→ **BRIEF**: Output the full listing below exactly, without the pictures.
─── DATA TO EXAMINE ───
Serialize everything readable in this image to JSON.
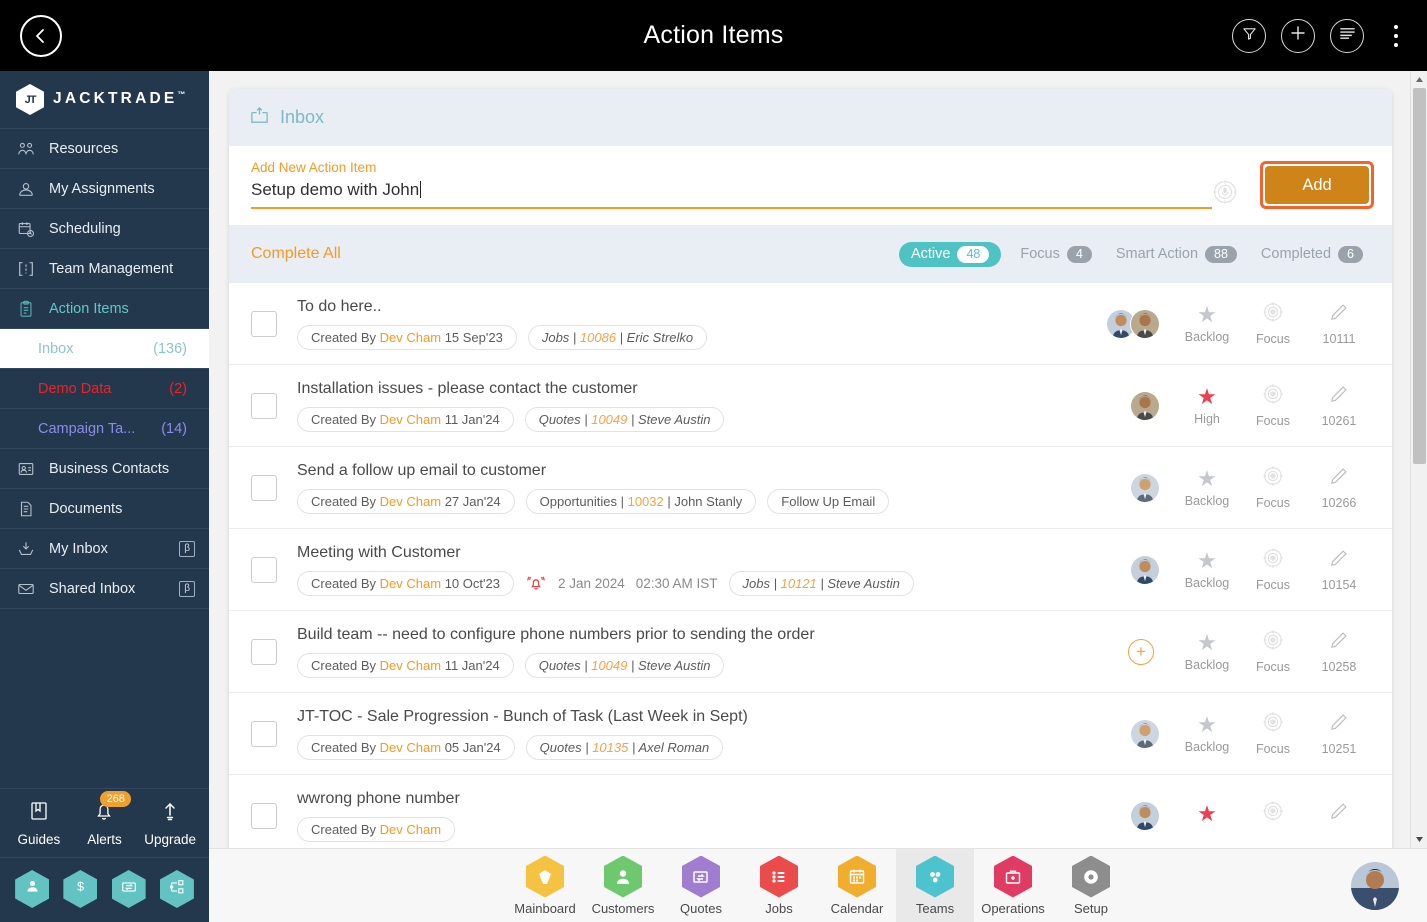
{
  "topbar": {
    "title": "Action Items",
    "back_icon": "chevron-left-icon",
    "filter_icon": "funnel-icon",
    "add_icon": "plus-icon",
    "list_icon": "list-lines-icon",
    "more_icon": "kebab-menu-icon"
  },
  "sidebar": {
    "brand": "JACKTRADE",
    "brand_tm": "™",
    "brand_mark": "JT",
    "items": [
      {
        "label": "Resources",
        "icon": "resources-icon",
        "active": false,
        "beta": ""
      },
      {
        "label": "My Assignments",
        "icon": "assignments-icon",
        "active": false,
        "beta": ""
      },
      {
        "label": "Scheduling",
        "icon": "calendar-clock-icon",
        "active": false,
        "beta": ""
      },
      {
        "label": "Team Management",
        "icon": "team-brackets-icon",
        "active": false,
        "beta": ""
      },
      {
        "label": "Action Items",
        "icon": "clipboard-icon",
        "active": true,
        "beta": ""
      }
    ],
    "subitems": [
      {
        "label": "Inbox",
        "count": "(136)",
        "state": "sel"
      },
      {
        "label": "Demo Data",
        "count": "(2)",
        "state": "red"
      },
      {
        "label": "Campaign Ta...",
        "count": "(14)",
        "state": "blue"
      }
    ],
    "items2": [
      {
        "label": "Business Contacts",
        "icon": "contact-card-icon",
        "active": false,
        "beta": ""
      },
      {
        "label": "Documents",
        "icon": "document-icon",
        "active": false,
        "beta": ""
      },
      {
        "label": "My Inbox",
        "icon": "inbox-download-icon",
        "active": false,
        "beta": "β"
      },
      {
        "label": "Shared Inbox",
        "icon": "envelope-icon",
        "active": false,
        "beta": "β"
      }
    ],
    "tools": [
      {
        "label": "Guides",
        "icon": "book-icon",
        "badge": ""
      },
      {
        "label": "Alerts",
        "icon": "bell-icon",
        "badge": "268"
      },
      {
        "label": "Upgrade",
        "icon": "arrow-up-icon",
        "badge": ""
      }
    ],
    "hex_shortcuts": [
      {
        "icon": "person-icon"
      },
      {
        "icon": "dollar-icon"
      },
      {
        "icon": "money-transfer-icon"
      },
      {
        "icon": "workflow-icon"
      }
    ],
    "accent": "#5fc8c8",
    "background": "#24384d"
  },
  "panel": {
    "header_title": "Inbox",
    "header_icon": "inbox-tray-icon",
    "add_caption": "Add New Action Item",
    "add_value": "Setup demo with John",
    "add_placeholder": "Add New Action Item",
    "mic_icon": "voice-input-icon",
    "add_button": "Add",
    "complete_all": "Complete All",
    "tabs": [
      {
        "label": "Active",
        "count": "48",
        "selected": true
      },
      {
        "label": "Focus",
        "count": "4",
        "selected": false
      },
      {
        "label": "Smart Action",
        "count": "88",
        "selected": false
      },
      {
        "label": "Completed",
        "count": "6",
        "selected": false
      }
    ]
  },
  "rows": [
    {
      "title": "To do here..",
      "created_prefix": "Created By",
      "created_by": "Dev Cham",
      "created_date": "15 Sep'23",
      "ref_type": "Jobs",
      "ref_num": "10086",
      "ref_person": "Eric Strelko",
      "ref_italic": true,
      "extra_tag": "",
      "reminder_date": "",
      "reminder_time": "",
      "avatars": 2,
      "plus": false,
      "priority": "Backlog",
      "priority_high": false,
      "focus_label": "Focus",
      "id": "10111"
    },
    {
      "title": "Installation issues - please contact the customer",
      "created_prefix": "Created By",
      "created_by": "Dev Cham",
      "created_date": "11 Jan'24",
      "ref_type": "Quotes",
      "ref_num": "10049",
      "ref_person": "Steve Austin",
      "ref_italic": true,
      "extra_tag": "",
      "reminder_date": "",
      "reminder_time": "",
      "avatars": 1,
      "plus": false,
      "priority": "High",
      "priority_high": true,
      "focus_label": "Focus",
      "id": "10261"
    },
    {
      "title": "Send a follow up email to customer",
      "created_prefix": "Created By",
      "created_by": "Dev Cham",
      "created_date": "27 Jan'24",
      "ref_type": "Opportunities",
      "ref_num": "10032",
      "ref_person": "John Stanly",
      "ref_italic": false,
      "extra_tag": "Follow Up Email",
      "reminder_date": "",
      "reminder_time": "",
      "avatars": 1,
      "plus": false,
      "priority": "Backlog",
      "priority_high": false,
      "focus_label": "Focus",
      "id": "10266"
    },
    {
      "title": "Meeting with Customer",
      "created_prefix": "Created By",
      "created_by": "Dev Cham",
      "created_date": "10 Oct'23",
      "ref_type": "Jobs",
      "ref_num": "10121",
      "ref_person": "Steve Austin",
      "ref_italic": true,
      "extra_tag": "",
      "reminder_date": "2 Jan 2024",
      "reminder_time": "02:30 AM IST",
      "avatars": 1,
      "plus": false,
      "priority": "Backlog",
      "priority_high": false,
      "focus_label": "Focus",
      "id": "10154"
    },
    {
      "title": "Build team -- need to configure phone numbers prior to sending the order",
      "created_prefix": "Created By",
      "created_by": "Dev Cham",
      "created_date": "11 Jan'24",
      "ref_type": "Quotes",
      "ref_num": "10049",
      "ref_person": "Steve Austin",
      "ref_italic": true,
      "extra_tag": "",
      "reminder_date": "",
      "reminder_time": "",
      "avatars": 0,
      "plus": true,
      "priority": "Backlog",
      "priority_high": false,
      "focus_label": "Focus",
      "id": "10258"
    },
    {
      "title": "JT-TOC - Sale Progression - Bunch of Task (Last Week in Sept)",
      "created_prefix": "Created By",
      "created_by": "Dev Cham",
      "created_date": "05 Jan'24",
      "ref_type": "Quotes",
      "ref_num": "10135",
      "ref_person": "Axel Roman",
      "ref_italic": true,
      "extra_tag": "",
      "reminder_date": "",
      "reminder_time": "",
      "avatars": 1,
      "plus": false,
      "priority": "Backlog",
      "priority_high": false,
      "focus_label": "Focus",
      "id": "10251"
    },
    {
      "title": "wwrong phone number",
      "created_prefix": "Created By",
      "created_by": "Dev Cham",
      "created_date": "",
      "ref_type": "",
      "ref_num": "",
      "ref_person": "",
      "ref_italic": true,
      "extra_tag": "",
      "reminder_date": "",
      "reminder_time": "",
      "avatars": 1,
      "plus": false,
      "priority": "",
      "priority_high": true,
      "focus_label": "",
      "id": ""
    }
  ],
  "bottomnav": {
    "items": [
      {
        "label": "Mainboard",
        "icon": "mainboard-icon",
        "color": "#f5c242",
        "selected": false
      },
      {
        "label": "Customers",
        "icon": "customers-icon",
        "color": "#6ec96e",
        "selected": false
      },
      {
        "label": "Quotes",
        "icon": "quotes-icon",
        "color": "#a07dd0",
        "selected": false
      },
      {
        "label": "Jobs",
        "icon": "jobs-icon",
        "color": "#ec4b4b",
        "selected": false
      },
      {
        "label": "Calendar",
        "icon": "calendar-icon",
        "color": "#f0ad2e",
        "selected": false
      },
      {
        "label": "Teams",
        "icon": "teams-icon",
        "color": "#4dc3cd",
        "selected": true
      },
      {
        "label": "Operations",
        "icon": "operations-icon",
        "color": "#e03b63",
        "selected": false
      },
      {
        "label": "Setup",
        "icon": "setup-icon",
        "color": "#8d8d8d",
        "selected": false
      }
    ],
    "user_avatar": "user-avatar"
  },
  "scrollbar": {
    "up_icon": "scroll-up-arrow-icon",
    "down_icon": "scroll-down-arrow-icon"
  }
}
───
→ **FINAL ANSWER**:
Serialize everything readable in this image to JSON.
{
  "topbar": {
    "title": "Action Items",
    "back_icon": "chevron-left-icon",
    "filter_icon": "funnel-icon",
    "add_icon": "plus-icon",
    "list_icon": "list-lines-icon",
    "more_icon": "kebab-menu-icon"
  },
  "sidebar": {
    "brand": "JACKTRADE",
    "brand_tm": "™",
    "brand_mark": "JT",
    "items": [
      {
        "label": "Resources",
        "icon": "resources-icon",
        "active": false,
        "beta": ""
      },
      {
        "label": "My Assignments",
        "icon": "assignments-icon",
        "active": false,
        "beta": ""
      },
      {
        "label": "Scheduling",
        "icon": "calendar-clock-icon",
        "active": false,
        "beta": ""
      },
      {
        "label": "Team Management",
        "icon": "team-brackets-icon",
        "active": false,
        "beta": ""
      },
      {
        "label": "Action Items",
        "icon": "clipboard-icon",
        "active": true,
        "beta": ""
      }
    ],
    "subitems": [
      {
        "label": "Inbox",
        "count": "(136)",
        "state": "sel"
      },
      {
        "label": "Demo Data",
        "count": "(2)",
        "state": "red"
      },
      {
        "label": "Campaign Ta...",
        "count": "(14)",
        "state": "blue"
      }
    ],
    "items2": [
      {
        "label": "Business Contacts",
        "icon": "contact-card-icon",
        "active": false,
        "beta": ""
      },
      {
        "label": "Documents",
        "icon": "document-icon",
        "active": false,
        "beta": ""
      },
      {
        "label": "My Inbox",
        "icon": "inbox-download-icon",
        "active": false,
        "beta": "β"
      },
      {
        "label": "Shared Inbox",
        "icon": "envelope-icon",
        "active": false,
        "beta": "β"
      }
    ],
    "tools": [
      {
        "label": "Guides",
        "icon": "book-icon",
        "badge": ""
      },
      {
        "label": "Alerts",
        "icon": "bell-icon",
        "badge": "268"
      },
      {
        "label": "Upgrade",
        "icon": "arrow-up-icon",
        "badge": ""
      }
    ],
    "hex_shortcuts": [
      {
        "icon": "person-icon"
      },
      {
        "icon": "dollar-icon"
      },
      {
        "icon": "money-transfer-icon"
      },
      {
        "icon": "workflow-icon"
      }
    ],
    "accent": "#5fc8c8",
    "background": "#24384d"
  },
  "panel": {
    "header_title": "Inbox",
    "header_icon": "inbox-tray-icon",
    "add_caption": "Add New Action Item",
    "add_value": "Setup demo with John",
    "add_placeholder": "Add New Action Item",
    "mic_icon": "voice-input-icon",
    "add_button": "Add",
    "complete_all": "Complete All",
    "tabs": [
      {
        "label": "Active",
        "count": "48",
        "selected": true
      },
      {
        "label": "Focus",
        "count": "4",
        "selected": false
      },
      {
        "label": "Smart Action",
        "count": "88",
        "selected": false
      },
      {
        "label": "Completed",
        "count": "6",
        "selected": false
      }
    ]
  },
  "rows": [
    {
      "title": "To do here..",
      "created_prefix": "Created By",
      "created_by": "Dev Cham",
      "created_date": "15 Sep'23",
      "ref_type": "Jobs",
      "ref_num": "10086",
      "ref_person": "Eric Strelko",
      "ref_italic": true,
      "extra_tag": "",
      "reminder_date": "",
      "reminder_time": "",
      "avatars": 2,
      "plus": false,
      "priority": "Backlog",
      "priority_high": false,
      "focus_label": "Focus",
      "id": "10111"
    },
    {
      "title": "Installation issues - please contact the customer",
      "created_prefix": "Created By",
      "created_by": "Dev Cham",
      "created_date": "11 Jan'24",
      "ref_type": "Quotes",
      "ref_num": "10049",
      "ref_person": "Steve Austin",
      "ref_italic": true,
      "extra_tag": "",
      "reminder_date": "",
      "reminder_time": "",
      "avatars": 1,
      "plus": false,
      "priority": "High",
      "priority_high": true,
      "focus_label": "Focus",
      "id": "10261"
    },
    {
      "title": "Send a follow up email to customer",
      "created_prefix": "Created By",
      "created_by": "Dev Cham",
      "created_date": "27 Jan'24",
      "ref_type": "Opportunities",
      "ref_num": "10032",
      "ref_person": "John Stanly",
      "ref_italic": false,
      "extra_tag": "Follow Up Email",
      "reminder_date": "",
      "reminder_time": "",
      "avatars": 1,
      "plus": false,
      "priority": "Backlog",
      "priority_high": false,
      "focus_label": "Focus",
      "id": "10266"
    },
    {
      "title": "Meeting with Customer",
      "created_prefix": "Created By",
      "created_by": "Dev Cham",
      "created_date": "10 Oct'23",
      "ref_type": "Jobs",
      "ref_num": "10121",
      "ref_person": "Steve Austin",
      "ref_italic": true,
      "extra_tag": "",
      "reminder_date": "2 Jan 2024",
      "reminder_time": "02:30 AM IST",
      "avatars": 1,
      "plus": false,
      "priority": "Backlog",
      "priority_high": false,
      "focus_label": "Focus",
      "id": "10154"
    },
    {
      "title": "Build team -- need to configure phone numbers prior to sending the order",
      "created_prefix": "Created By",
      "created_by": "Dev Cham",
      "created_date": "11 Jan'24",
      "ref_type": "Quotes",
      "ref_num": "10049",
      "ref_person": "Steve Austin",
      "ref_italic": true,
      "extra_tag": "",
      "reminder_date": "",
      "reminder_time": "",
      "avatars": 0,
      "plus": true,
      "priority": "Backlog",
      "priority_high": false,
      "focus_label": "Focus",
      "id": "10258"
    },
    {
      "title": "JT-TOC - Sale Progression - Bunch of Task (Last Week in Sept)",
      "created_prefix": "Created By",
      "created_by": "Dev Cham",
      "created_date": "05 Jan'24",
      "ref_type": "Quotes",
      "ref_num": "10135",
      "ref_person": "Axel Roman",
      "ref_italic": true,
      "extra_tag": "",
      "reminder_date": "",
      "reminder_time": "",
      "avatars": 1,
      "plus": false,
      "priority": "Backlog",
      "priority_high": false,
      "focus_label": "Focus",
      "id": "10251"
    },
    {
      "title": "wwrong phone number",
      "created_prefix": "Created By",
      "created_by": "Dev Cham",
      "created_date": "",
      "ref_type": "",
      "ref_num": "",
      "ref_person": "",
      "ref_italic": true,
      "extra_tag": "",
      "reminder_date": "",
      "reminder_time": "",
      "avatars": 1,
      "plus": false,
      "priority": "",
      "priority_high": true,
      "focus_label": "",
      "id": ""
    }
  ],
  "bottomnav": {
    "items": [
      {
        "label": "Mainboard",
        "icon": "mainboard-icon",
        "color": "#f5c242",
        "selected": false
      },
      {
        "label": "Customers",
        "icon": "customers-icon",
        "color": "#6ec96e",
        "selected": false
      },
      {
        "label": "Quotes",
        "icon": "quotes-icon",
        "color": "#a07dd0",
        "selected": false
      },
      {
        "label": "Jobs",
        "icon": "jobs-icon",
        "color": "#ec4b4b",
        "selected": false
      },
      {
        "label": "Calendar",
        "icon": "calendar-icon",
        "color": "#f0ad2e",
        "selected": false
      },
      {
        "label": "Teams",
        "icon": "teams-icon",
        "color": "#4dc3cd",
        "selected": true
      },
      {
        "label": "Operations",
        "icon": "operations-icon",
        "color": "#e03b63",
        "selected": false
      },
      {
        "label": "Setup",
        "icon": "setup-icon",
        "color": "#8d8d8d",
        "selected": false
      }
    ],
    "user_avatar": "user-avatar"
  },
  "scrollbar": {
    "up_icon": "scroll-up-arrow-icon",
    "down_icon": "scroll-down-arrow-icon"
  }
}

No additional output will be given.